--- START ---
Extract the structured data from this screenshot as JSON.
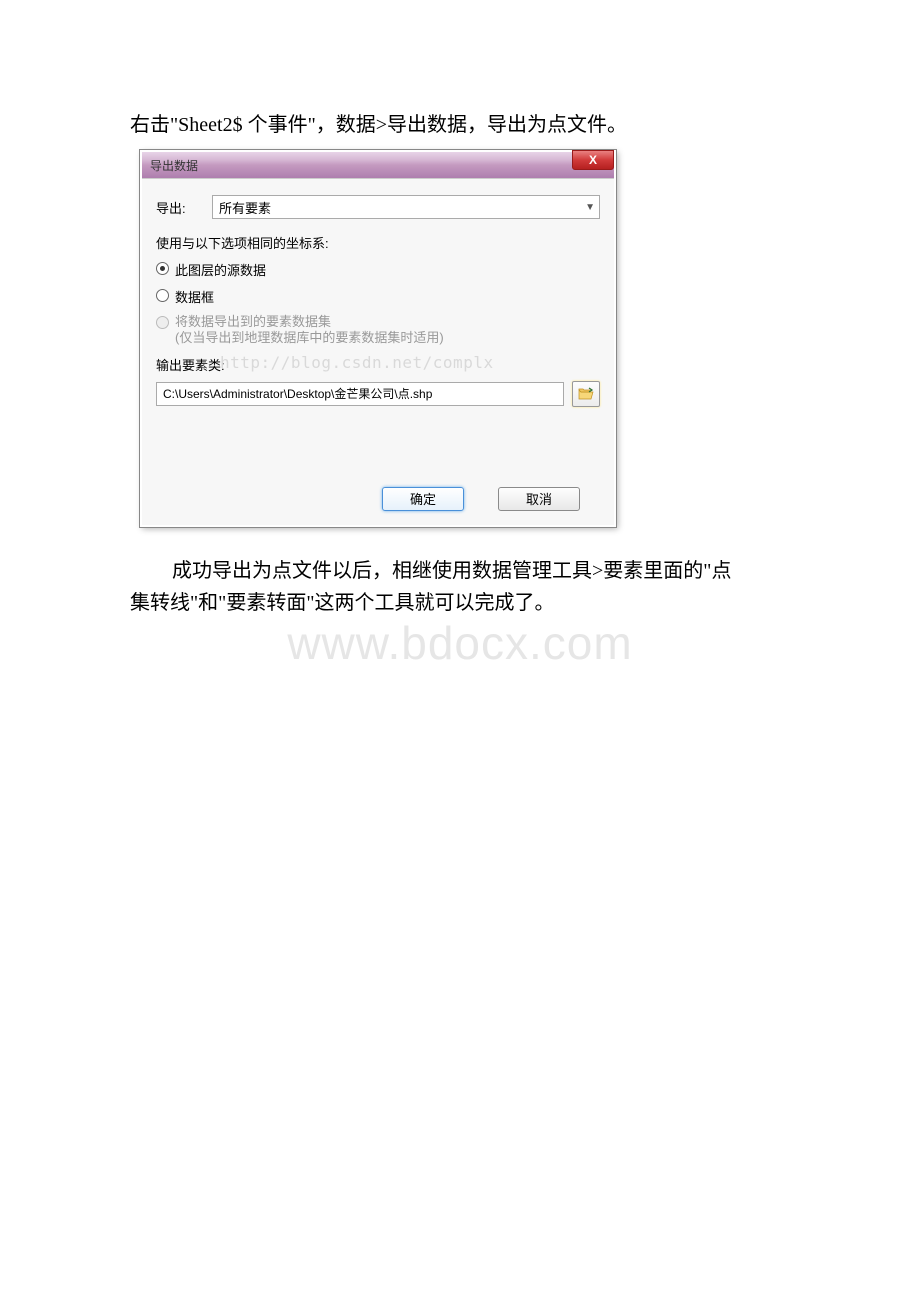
{
  "instruction": "右击\"Sheet2$ 个事件\"，数据>导出数据，导出为点文件。",
  "dialog": {
    "title": "导出数据",
    "close_label": "X",
    "export_label": "导出:",
    "export_value": "所有要素",
    "coord_system_label": "使用与以下选项相同的坐标系:",
    "radio": {
      "source": "此图层的源数据",
      "frame": "数据框",
      "dataset_line1": "将数据导出到的要素数据集",
      "dataset_line2": "(仅当导出到地理数据库中的要素数据集时适用)"
    },
    "watermark_url": "http://blog.csdn.net/complx",
    "output_label": "输出要素类:",
    "output_path": "C:\\Users\\Administrator\\Desktop\\金芒果公司\\点.shp",
    "ok_button": "确定",
    "cancel_button": "取消"
  },
  "followup_line1": "成功导出为点文件以后，相继使用数据管理工具>要素里面的\"点",
  "followup_line2": "集转线\"和\"要素转面\"这两个工具就可以完成了。",
  "big_watermark": "www.bdocx.com"
}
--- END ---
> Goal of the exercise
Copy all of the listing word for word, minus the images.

> Response
Extract the structured data from this screenshot as JSON.
{
  "instruction": "右击\"Sheet2$ 个事件\"，数据>导出数据，导出为点文件。",
  "dialog": {
    "title": "导出数据",
    "close_label": "X",
    "export_label": "导出:",
    "export_value": "所有要素",
    "coord_system_label": "使用与以下选项相同的坐标系:",
    "radio": {
      "source": "此图层的源数据",
      "frame": "数据框",
      "dataset_line1": "将数据导出到的要素数据集",
      "dataset_line2": "(仅当导出到地理数据库中的要素数据集时适用)"
    },
    "watermark_url": "http://blog.csdn.net/complx",
    "output_label": "输出要素类:",
    "output_path": "C:\\Users\\Administrator\\Desktop\\金芒果公司\\点.shp",
    "ok_button": "确定",
    "cancel_button": "取消"
  },
  "followup_line1": "成功导出为点文件以后，相继使用数据管理工具>要素里面的\"点",
  "followup_line2": "集转线\"和\"要素转面\"这两个工具就可以完成了。",
  "big_watermark": "www.bdocx.com"
}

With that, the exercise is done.